**Exercise objective:** An exact, complete copy of the entries below is required, minus any pictures.

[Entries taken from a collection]
-------------------------

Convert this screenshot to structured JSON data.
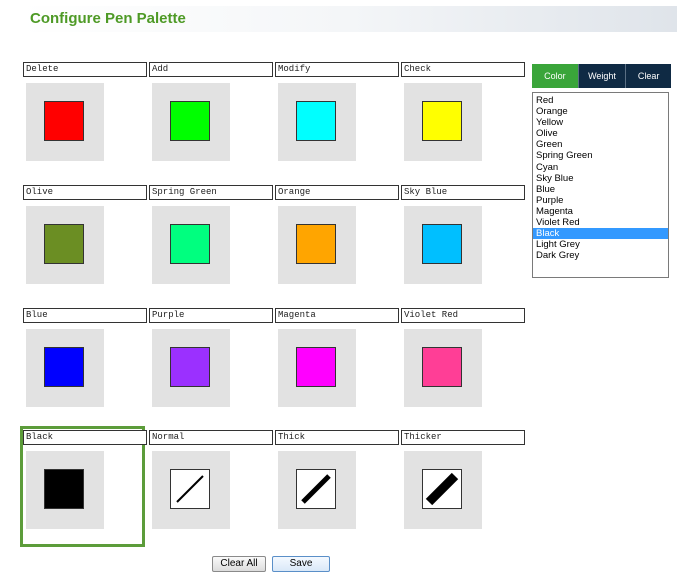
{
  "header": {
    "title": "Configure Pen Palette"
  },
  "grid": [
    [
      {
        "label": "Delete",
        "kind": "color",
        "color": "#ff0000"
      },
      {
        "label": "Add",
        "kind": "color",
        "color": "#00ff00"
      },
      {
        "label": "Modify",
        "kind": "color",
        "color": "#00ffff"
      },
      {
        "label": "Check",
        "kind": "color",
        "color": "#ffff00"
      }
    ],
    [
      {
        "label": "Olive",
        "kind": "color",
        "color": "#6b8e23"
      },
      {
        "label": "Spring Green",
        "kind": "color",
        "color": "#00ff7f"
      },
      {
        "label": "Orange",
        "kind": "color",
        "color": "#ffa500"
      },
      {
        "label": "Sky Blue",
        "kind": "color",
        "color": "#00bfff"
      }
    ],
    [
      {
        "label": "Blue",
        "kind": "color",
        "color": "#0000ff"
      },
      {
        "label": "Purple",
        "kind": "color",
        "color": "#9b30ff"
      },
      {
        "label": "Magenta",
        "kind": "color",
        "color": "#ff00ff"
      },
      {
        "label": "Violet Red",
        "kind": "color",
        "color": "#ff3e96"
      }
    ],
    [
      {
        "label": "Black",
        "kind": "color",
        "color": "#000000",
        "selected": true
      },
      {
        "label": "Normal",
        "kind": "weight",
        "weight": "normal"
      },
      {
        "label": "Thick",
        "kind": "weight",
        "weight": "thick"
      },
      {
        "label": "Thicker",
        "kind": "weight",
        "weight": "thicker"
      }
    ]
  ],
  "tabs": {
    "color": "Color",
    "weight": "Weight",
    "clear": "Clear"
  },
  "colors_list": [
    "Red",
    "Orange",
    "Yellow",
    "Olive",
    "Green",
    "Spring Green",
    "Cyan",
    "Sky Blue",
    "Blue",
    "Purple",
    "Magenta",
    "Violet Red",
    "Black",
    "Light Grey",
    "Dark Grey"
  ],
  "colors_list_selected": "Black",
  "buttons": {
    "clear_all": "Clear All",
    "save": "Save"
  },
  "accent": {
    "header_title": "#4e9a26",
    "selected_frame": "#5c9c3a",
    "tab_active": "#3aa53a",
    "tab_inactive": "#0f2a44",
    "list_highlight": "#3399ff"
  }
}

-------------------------

**Output for this task:**
Convert this screenshot to structured JSON data.
{
  "header": {
    "title": "Configure Pen Palette"
  },
  "grid": [
    [
      {
        "label": "Delete",
        "kind": "color",
        "color": "#ff0000"
      },
      {
        "label": "Add",
        "kind": "color",
        "color": "#00ff00"
      },
      {
        "label": "Modify",
        "kind": "color",
        "color": "#00ffff"
      },
      {
        "label": "Check",
        "kind": "color",
        "color": "#ffff00"
      }
    ],
    [
      {
        "label": "Olive",
        "kind": "color",
        "color": "#6b8e23"
      },
      {
        "label": "Spring Green",
        "kind": "color",
        "color": "#00ff7f"
      },
      {
        "label": "Orange",
        "kind": "color",
        "color": "#ffa500"
      },
      {
        "label": "Sky Blue",
        "kind": "color",
        "color": "#00bfff"
      }
    ],
    [
      {
        "label": "Blue",
        "kind": "color",
        "color": "#0000ff"
      },
      {
        "label": "Purple",
        "kind": "color",
        "color": "#9b30ff"
      },
      {
        "label": "Magenta",
        "kind": "color",
        "color": "#ff00ff"
      },
      {
        "label": "Violet Red",
        "kind": "color",
        "color": "#ff3e96"
      }
    ],
    [
      {
        "label": "Black",
        "kind": "color",
        "color": "#000000",
        "selected": true
      },
      {
        "label": "Normal",
        "kind": "weight",
        "weight": "normal"
      },
      {
        "label": "Thick",
        "kind": "weight",
        "weight": "thick"
      },
      {
        "label": "Thicker",
        "kind": "weight",
        "weight": "thicker"
      }
    ]
  ],
  "tabs": {
    "color": "Color",
    "weight": "Weight",
    "clear": "Clear"
  },
  "colors_list": [
    "Red",
    "Orange",
    "Yellow",
    "Olive",
    "Green",
    "Spring Green",
    "Cyan",
    "Sky Blue",
    "Blue",
    "Purple",
    "Magenta",
    "Violet Red",
    "Black",
    "Light Grey",
    "Dark Grey"
  ],
  "colors_list_selected": "Black",
  "buttons": {
    "clear_all": "Clear All",
    "save": "Save"
  },
  "accent": {
    "header_title": "#4e9a26",
    "selected_frame": "#5c9c3a",
    "tab_active": "#3aa53a",
    "tab_inactive": "#0f2a44",
    "list_highlight": "#3399ff"
  }
}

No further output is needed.